The goal is to produce ideal immediate implants with 100% of the implant surfaces covered with bone that is fully integrated. It is necessary to preserve all the alveolar bone and gingival structures for ideal esthetics. Lastly, the success rates of immediate implants need to equal the success rate of delayed implants and the procedure needs to be simple and cost effective to perform. Let’s take a look at how to accomplish these goals.
In this case, the clinical crown was lost and much of the papilla has resorbed, but the gingival margin is intact.


The first step is to remove the tooth atraumatically with minimal forces being applied to the bone. The tooth is sectioned buccal and lingual, but because the crown is lost and caries are present, it is difficult to show the bur cut into the root. After the root is sectioned, an elevator is used to fracture the mesial and distal portions of the root into two pieces.
After sectioning and fracturing the root into two pieces, periotomes or a bayonet elevator is used to collapse the two pieces of the root into the center of the socket. At this stage, the periodontal ligament has been separated from the root and bone. Loose pieces are removed with mosquito forceps.
The remainder of the root is now easily removed with extraction forceps. A thin buccal wall can withstand significant lateral forces, but vertical forces will fracture and likely destroy the buccal plate. In this procedure, once the buccal and lingual cut is made into the root, the root pieces can then be collapsed into that space using only lateral forces. Because there was no infection or granulation tissue, the socket wall should not be touched to preserve the regenerative cells present in the remaining periodontal ligament. Nothing but sterile saline should be used in the socket.
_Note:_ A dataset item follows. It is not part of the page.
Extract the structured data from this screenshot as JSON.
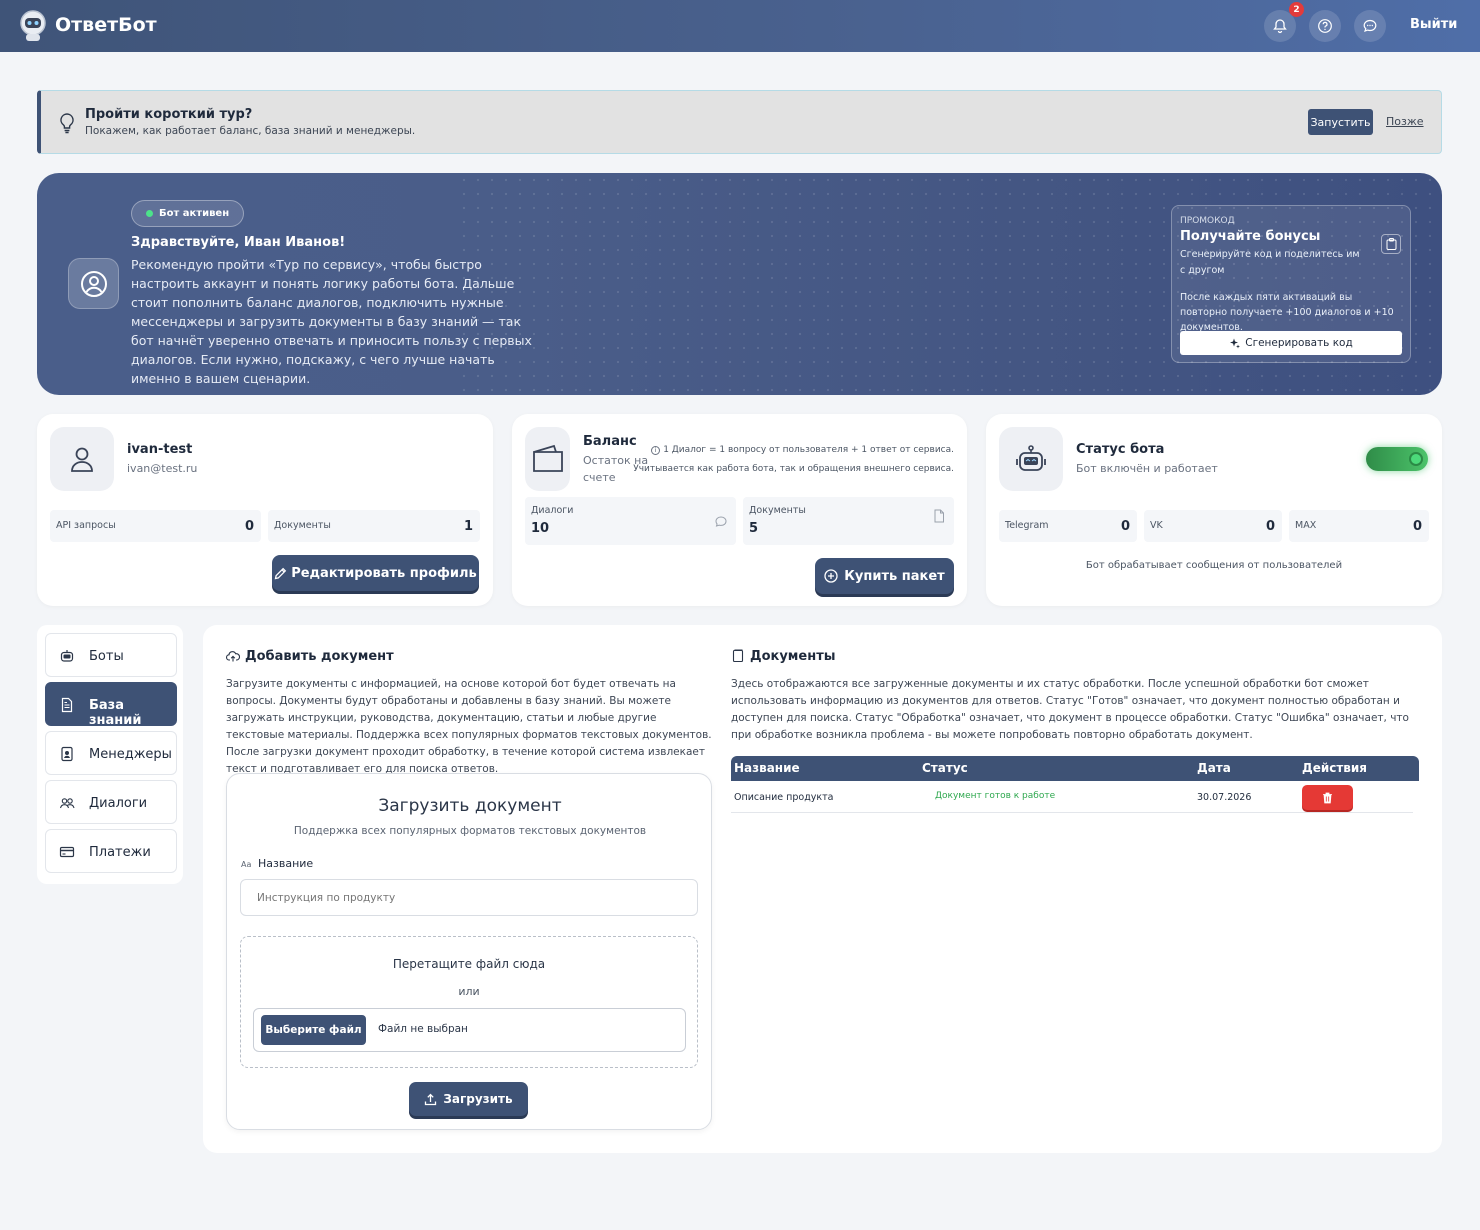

After preparation of the implant osteotomy, the socket is filled with BioDensification.

When the implant is placed, Biodensification will fill all voids between the implant and socket wall. BioDensification bonds to the implant surface and acts as a bridge for regenerative cells to migrate from the remaining periodontal ligament and bone to the implant surface. Because only migratory cells can enter into BioDensification, bone forming cells enter but nonmigratory cells such as fibroblasts cannot enter thereby, producing bone to implant integration.

Excess BioDensification is evacuated from the socket and a cover screw is placed. Immediate Graft, which is composed of our putty mixed with small perio-size βTCP granules, is gently packed into the defects around the collar of the implant so as to not compress the remaining periodontal ligament.

Filling the defects is complete between the bone and implant and the cover screw is exposed. The cover screw is only used to prevent graft material from filling the internal threads of the implant.
The cover screw is removed and the healing abutment is placed level with the gingival margin. However, as indicated in the photo, there are spaces between the healing abutment and gingiva which expose the implant and graft material. If left exposed, this would allow bacteria to enter and the possibility of washing out the graft material.

The gingival is compressed with finger pressure to close the gaps between the healing abutment and gingiva. Oral Bond is applied, creating a hermetically sealed site.

The implant is in place with the body of the implant in contact with bone or BioDensification. The defects in the coronal portion of the implant are filled with Immediate Graft which has the ability to maintain space, prevent the buccal wall from collapsing, and resist the ingrowth of fibroblasts facilitating integration around the collar of the implant. Oral Bond provides a hermetic seal and maintains contact between the gingiva and healing abutment which prevents recession.
Post-op radiograph shows all defects filled.
2-week post op shows the graft material is retained and mineralization is occurring.

This procedure will produce 100% bone to implant integration and the presence of the healing abutment bonded to the gingiva will maintain the gingival margin for excellent gingival esthetics. We will follow this case through completion and present the healing process.


American Society for Bone and Mineral Research (ASBMR)

Tissue Engineering and Regenerative Medicine International Society (TERMIS)